'''
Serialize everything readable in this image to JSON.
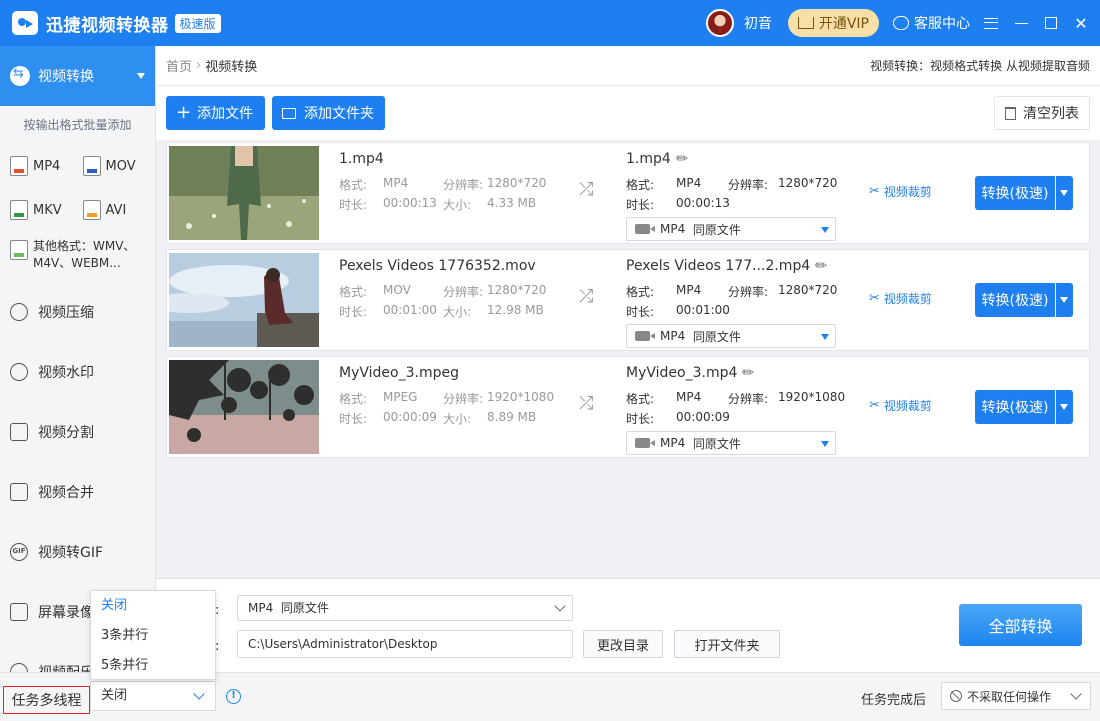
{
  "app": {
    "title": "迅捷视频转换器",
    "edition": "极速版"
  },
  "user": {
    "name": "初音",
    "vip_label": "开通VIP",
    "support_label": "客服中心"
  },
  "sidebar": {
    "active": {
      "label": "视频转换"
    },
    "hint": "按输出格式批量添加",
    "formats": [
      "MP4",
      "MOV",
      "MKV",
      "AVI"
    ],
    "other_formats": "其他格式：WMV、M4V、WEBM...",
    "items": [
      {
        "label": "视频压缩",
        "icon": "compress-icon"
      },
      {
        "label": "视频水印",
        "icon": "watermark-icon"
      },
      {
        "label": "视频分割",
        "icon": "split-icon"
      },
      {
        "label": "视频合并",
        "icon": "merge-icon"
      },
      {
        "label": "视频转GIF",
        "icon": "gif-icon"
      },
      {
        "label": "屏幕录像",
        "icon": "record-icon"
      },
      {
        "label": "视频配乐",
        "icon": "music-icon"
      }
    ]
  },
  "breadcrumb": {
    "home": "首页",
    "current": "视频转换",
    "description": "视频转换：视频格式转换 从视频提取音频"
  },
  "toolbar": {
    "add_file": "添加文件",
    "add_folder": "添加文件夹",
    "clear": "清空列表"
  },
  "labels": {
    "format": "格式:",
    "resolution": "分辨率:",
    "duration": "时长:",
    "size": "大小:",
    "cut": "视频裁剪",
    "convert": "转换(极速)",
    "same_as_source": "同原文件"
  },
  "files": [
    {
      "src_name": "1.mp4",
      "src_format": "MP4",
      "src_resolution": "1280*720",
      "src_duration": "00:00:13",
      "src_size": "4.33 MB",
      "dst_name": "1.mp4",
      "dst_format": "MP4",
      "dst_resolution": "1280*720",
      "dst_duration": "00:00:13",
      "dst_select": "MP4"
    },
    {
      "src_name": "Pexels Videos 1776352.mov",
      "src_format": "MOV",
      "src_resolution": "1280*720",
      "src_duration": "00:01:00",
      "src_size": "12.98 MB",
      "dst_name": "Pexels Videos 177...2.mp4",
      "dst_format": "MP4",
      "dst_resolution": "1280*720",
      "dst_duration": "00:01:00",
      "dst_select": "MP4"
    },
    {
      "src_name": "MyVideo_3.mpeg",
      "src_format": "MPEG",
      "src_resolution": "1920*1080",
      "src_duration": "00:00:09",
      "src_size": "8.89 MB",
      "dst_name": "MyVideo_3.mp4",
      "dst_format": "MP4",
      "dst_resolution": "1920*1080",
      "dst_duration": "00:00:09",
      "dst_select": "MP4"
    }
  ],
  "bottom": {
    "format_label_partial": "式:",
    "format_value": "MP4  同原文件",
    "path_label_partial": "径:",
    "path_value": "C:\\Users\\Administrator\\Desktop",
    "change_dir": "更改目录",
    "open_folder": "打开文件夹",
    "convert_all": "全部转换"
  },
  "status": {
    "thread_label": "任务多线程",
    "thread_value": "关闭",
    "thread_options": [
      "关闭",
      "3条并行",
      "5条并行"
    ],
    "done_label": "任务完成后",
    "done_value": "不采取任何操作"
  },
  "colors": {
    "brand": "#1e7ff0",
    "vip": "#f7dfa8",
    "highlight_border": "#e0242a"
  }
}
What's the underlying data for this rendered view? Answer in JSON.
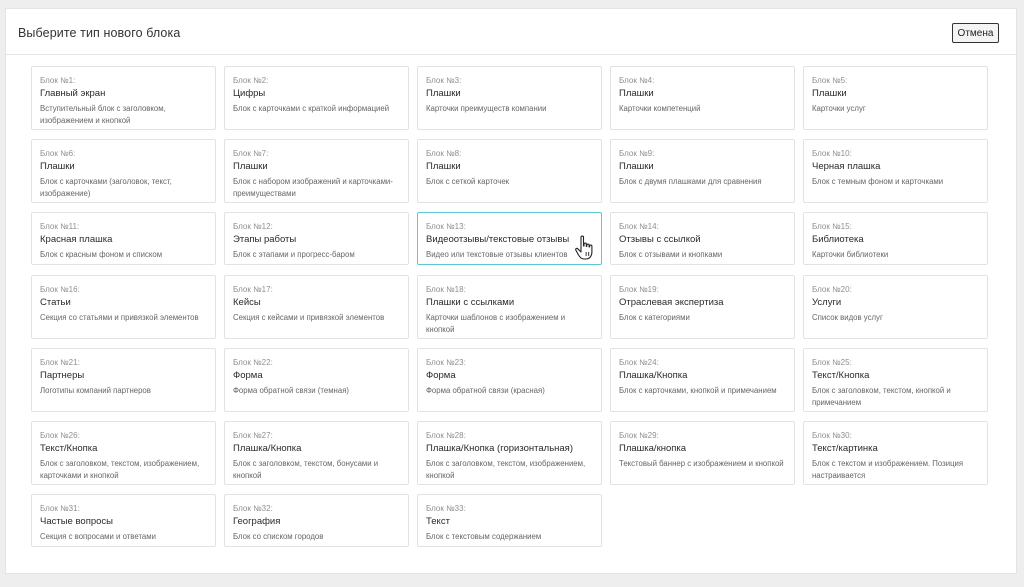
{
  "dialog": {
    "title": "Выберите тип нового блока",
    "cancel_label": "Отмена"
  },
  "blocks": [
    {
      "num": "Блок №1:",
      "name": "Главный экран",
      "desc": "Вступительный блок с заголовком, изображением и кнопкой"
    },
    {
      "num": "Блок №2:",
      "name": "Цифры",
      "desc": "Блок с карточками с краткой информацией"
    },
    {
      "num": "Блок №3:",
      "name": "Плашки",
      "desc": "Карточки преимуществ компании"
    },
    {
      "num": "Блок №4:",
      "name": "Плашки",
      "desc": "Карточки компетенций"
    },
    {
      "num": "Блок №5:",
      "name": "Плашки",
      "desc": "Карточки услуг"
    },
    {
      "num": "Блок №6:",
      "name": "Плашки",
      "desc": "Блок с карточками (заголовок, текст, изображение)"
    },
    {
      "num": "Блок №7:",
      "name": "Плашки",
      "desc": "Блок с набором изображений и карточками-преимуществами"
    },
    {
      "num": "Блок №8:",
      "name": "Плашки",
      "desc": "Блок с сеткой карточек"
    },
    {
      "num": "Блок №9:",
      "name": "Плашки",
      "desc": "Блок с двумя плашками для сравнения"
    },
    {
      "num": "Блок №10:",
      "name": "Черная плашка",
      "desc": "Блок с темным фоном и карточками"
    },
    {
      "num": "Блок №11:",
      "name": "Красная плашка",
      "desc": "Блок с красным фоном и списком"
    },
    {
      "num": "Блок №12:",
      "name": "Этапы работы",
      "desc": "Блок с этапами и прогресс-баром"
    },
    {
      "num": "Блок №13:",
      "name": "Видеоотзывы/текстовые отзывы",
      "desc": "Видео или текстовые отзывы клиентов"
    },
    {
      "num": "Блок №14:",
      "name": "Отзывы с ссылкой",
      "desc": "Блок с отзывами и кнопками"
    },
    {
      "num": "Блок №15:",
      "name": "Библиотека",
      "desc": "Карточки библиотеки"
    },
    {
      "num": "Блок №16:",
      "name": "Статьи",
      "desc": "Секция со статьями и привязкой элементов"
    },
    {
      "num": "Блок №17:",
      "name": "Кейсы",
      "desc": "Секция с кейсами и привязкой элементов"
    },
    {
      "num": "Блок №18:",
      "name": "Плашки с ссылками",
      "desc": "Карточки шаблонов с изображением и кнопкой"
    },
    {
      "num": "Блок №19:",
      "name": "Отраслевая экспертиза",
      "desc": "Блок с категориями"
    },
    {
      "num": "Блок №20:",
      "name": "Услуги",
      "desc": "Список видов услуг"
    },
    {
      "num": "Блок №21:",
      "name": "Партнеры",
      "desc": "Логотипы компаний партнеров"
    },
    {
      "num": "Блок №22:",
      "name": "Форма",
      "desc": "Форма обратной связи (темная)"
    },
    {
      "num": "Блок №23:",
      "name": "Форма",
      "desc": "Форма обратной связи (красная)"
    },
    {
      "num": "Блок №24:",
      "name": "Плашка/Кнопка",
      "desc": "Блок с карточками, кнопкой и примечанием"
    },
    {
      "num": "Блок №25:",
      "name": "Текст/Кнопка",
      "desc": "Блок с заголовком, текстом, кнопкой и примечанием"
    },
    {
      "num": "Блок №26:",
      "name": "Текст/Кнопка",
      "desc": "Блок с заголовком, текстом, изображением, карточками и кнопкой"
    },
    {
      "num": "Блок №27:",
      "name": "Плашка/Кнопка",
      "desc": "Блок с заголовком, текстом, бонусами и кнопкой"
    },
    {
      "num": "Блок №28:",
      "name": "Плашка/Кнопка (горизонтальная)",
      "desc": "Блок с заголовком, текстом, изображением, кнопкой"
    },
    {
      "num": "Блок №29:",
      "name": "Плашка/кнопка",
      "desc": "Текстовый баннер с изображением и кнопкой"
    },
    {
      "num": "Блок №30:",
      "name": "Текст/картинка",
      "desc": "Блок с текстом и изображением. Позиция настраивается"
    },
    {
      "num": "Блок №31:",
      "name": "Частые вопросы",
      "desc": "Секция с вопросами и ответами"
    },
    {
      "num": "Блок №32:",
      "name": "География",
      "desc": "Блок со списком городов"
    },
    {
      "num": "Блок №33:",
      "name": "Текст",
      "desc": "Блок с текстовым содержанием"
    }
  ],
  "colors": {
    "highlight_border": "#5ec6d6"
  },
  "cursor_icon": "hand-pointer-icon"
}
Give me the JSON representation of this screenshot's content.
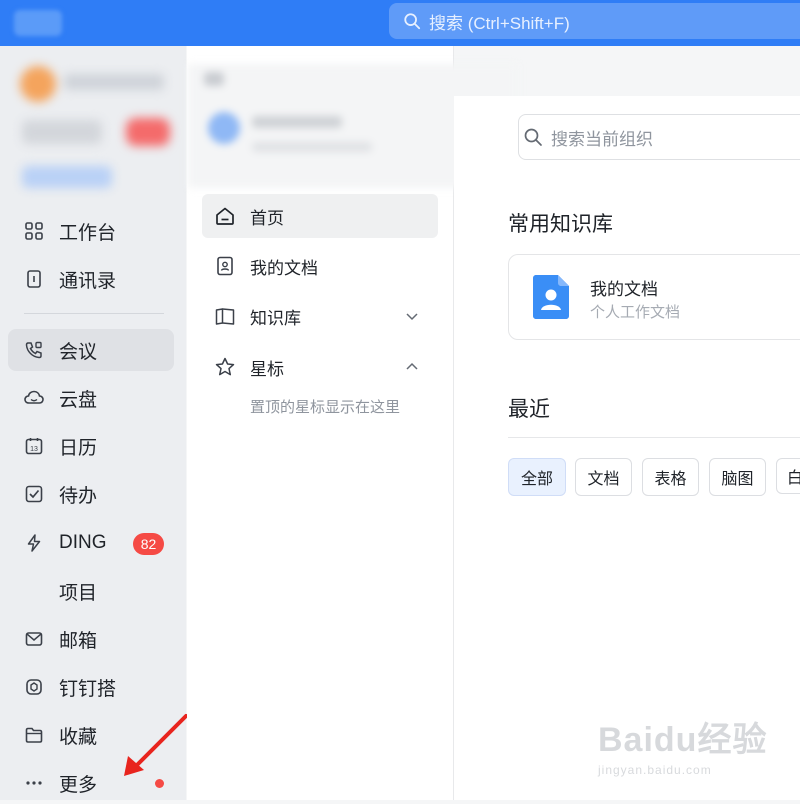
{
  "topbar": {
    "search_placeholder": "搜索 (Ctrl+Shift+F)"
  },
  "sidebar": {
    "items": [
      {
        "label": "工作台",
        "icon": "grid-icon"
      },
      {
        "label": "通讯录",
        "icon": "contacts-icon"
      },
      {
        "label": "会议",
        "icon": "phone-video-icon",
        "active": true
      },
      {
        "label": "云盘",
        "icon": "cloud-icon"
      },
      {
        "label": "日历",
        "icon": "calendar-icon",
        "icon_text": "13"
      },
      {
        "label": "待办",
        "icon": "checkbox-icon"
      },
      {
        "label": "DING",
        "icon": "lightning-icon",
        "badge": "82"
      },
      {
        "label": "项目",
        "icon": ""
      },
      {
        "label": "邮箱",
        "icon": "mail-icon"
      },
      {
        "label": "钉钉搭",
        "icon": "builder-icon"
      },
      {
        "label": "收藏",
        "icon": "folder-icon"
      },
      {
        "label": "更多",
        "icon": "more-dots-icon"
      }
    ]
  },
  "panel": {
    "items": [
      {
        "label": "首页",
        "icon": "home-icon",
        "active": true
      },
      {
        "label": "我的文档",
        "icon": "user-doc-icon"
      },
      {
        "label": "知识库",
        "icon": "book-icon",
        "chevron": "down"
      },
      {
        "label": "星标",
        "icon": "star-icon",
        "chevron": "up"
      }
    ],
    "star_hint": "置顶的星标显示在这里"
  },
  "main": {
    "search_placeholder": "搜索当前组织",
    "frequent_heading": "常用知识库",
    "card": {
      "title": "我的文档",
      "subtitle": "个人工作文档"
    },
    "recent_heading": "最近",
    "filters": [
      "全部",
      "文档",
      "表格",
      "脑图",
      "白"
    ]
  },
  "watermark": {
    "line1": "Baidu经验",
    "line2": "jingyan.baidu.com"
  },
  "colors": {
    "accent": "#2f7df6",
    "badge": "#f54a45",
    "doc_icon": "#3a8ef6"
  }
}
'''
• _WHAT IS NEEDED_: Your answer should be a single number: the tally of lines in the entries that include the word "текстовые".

• _SOLUTION TO THIS EXERCISE_: 2